...and feel a little guilty that I did not pick up on all those semi-colons.
So it's all Dave's fault anyway and that's fine by me.
"took sick and couldn't get there herself." Is "herself" necessary? Or this one:
"I think we had better all pray." Is "all" okay as is, or "I think we all had better pray."
Or this: "Stop them fighting." Should it not read, "Stop them from fighting."
I could be wrong here but then again that is the whole purpose of this exercise.
The prayer and fighting comments are speech and are written as I believe those characters would speak. I also occasionally deliberately leave obvious words like 'from' out to make it short, sharp and more dramatic. In the 'all' comment -- (I'm learning) -- that is the way I and most people I know would say it.
I agree with the 'herself' comment -- reads better without it and should have been left out.
I don't agree that something as important as "fighting for the Lord" in the context I used it can be considered a cliché. I think this is where a writer, his/her beliefs and the concepts of marketing/writing a best seller can come into conflict. Fighting for the Lord is far from a cliché for me personally; it's a lifestyle. So, having said that I do agree that many readers would find it a cliché; but I don't write for readers (as essential as they are).
DASH IT ALL
I'm still not comfortable with --. I looked at some of those stories Jan and the only dashes I saw were what I would call a hyphen and were used how I would use them. Something like, this man is guardian-protector, to connect two words into one; or to separate a word for some reason like emphasis "John, you are go-ing!"
But my lack of comfort is fine; that is also part of learning and I will get my head around this punctuation issue.
This does bring me though to another interesting issue - proper grammar in story writing. I'm not talking here about punctuation -- that would be an easy out for me. But when it comes to certain circumstances in the story I think we can bog the whole thing down if we insist on correct English sentence structure and absolute correct verbs, tense etc.
The obvious example is speech. I can not portray someone if I insist every word is correct. Example; "Ee, by gum, matey, take dat 'at hoff yer top." This is how my old granddad would have told me to take my hat off inside the house. And I've already mentioned more subtle examples above.

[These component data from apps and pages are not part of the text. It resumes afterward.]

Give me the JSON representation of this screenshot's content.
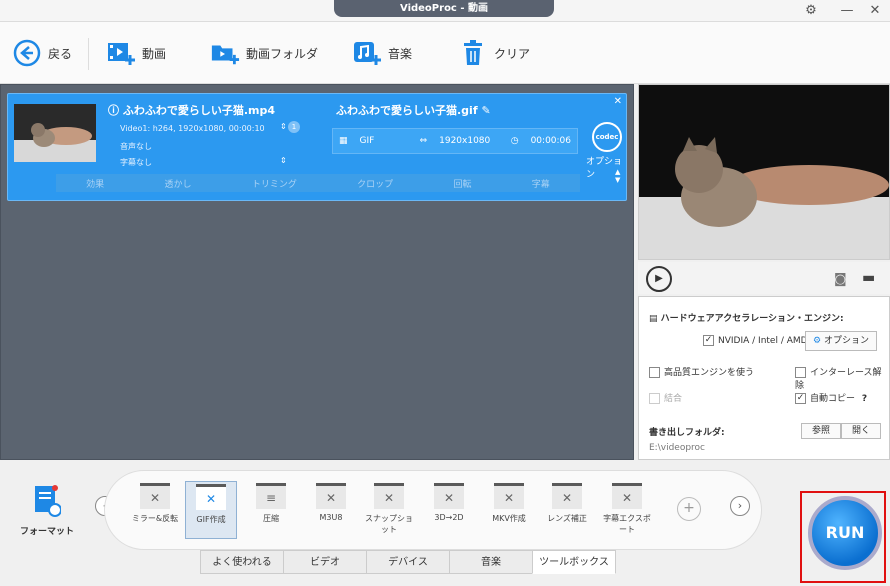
{
  "window": {
    "title": "VideoProc - 動画"
  },
  "toolbar": {
    "back": "戻る",
    "video": "動画",
    "video_folder": "動画フォルダ",
    "music": "音楽",
    "clear": "クリア"
  },
  "item": {
    "source_name": "ふわふわで愛らしい子猫.mp4",
    "video_info": "Video1: h264, 1920x1080, 00:00:10",
    "track_count": "1",
    "audio": "音声なし",
    "subtitle": "字幕なし",
    "output_name": "ふわふわで愛らしい子猫.gif",
    "format": "GIF",
    "resolution": "1920x1080",
    "duration": "00:00:06",
    "codec_label": "codec",
    "option_label": "オプション",
    "edit_tools": [
      "効果",
      "透かし",
      "トリミング",
      "クロップ",
      "回転",
      "字幕"
    ]
  },
  "settings": {
    "hw_accel_title": "ハードウェアアクセラレーション・エンジン:",
    "gpu_option": "NVIDIA / Intel / AMD",
    "option_button": "オプション",
    "high_quality": "高品質エンジンを使う",
    "deinterlace": "インターレース解除",
    "merge": "結合",
    "auto_copy": "自動コピー",
    "help": "?",
    "output_folder_label": "書き出しフォルダ:",
    "browse": "参照",
    "open": "開く",
    "output_path": "E:\\videoproc"
  },
  "format_button": "フォーマット",
  "tools": [
    {
      "label": "ミラー&反転"
    },
    {
      "label": "GIF作成"
    },
    {
      "label": "圧縮"
    },
    {
      "label": "M3U8"
    },
    {
      "label": "スナップショット"
    },
    {
      "label": "3D→2D"
    },
    {
      "label": "MKV作成"
    },
    {
      "label": "レンズ補正"
    },
    {
      "label": "字幕エクスポート"
    }
  ],
  "tabs": [
    "よく使われる",
    "ビデオ",
    "デバイス",
    "音楽",
    "ツールボックス"
  ],
  "run_label": "RUN",
  "colors": {
    "accent": "#2c99f0",
    "workspace": "#5b6470",
    "run_frame": "#e01010"
  }
}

Another example is in drama. To keep things short, sharp and active, obvious word can be left out (as in "stop them fighting" above which could and should probably read "stop them from fighting").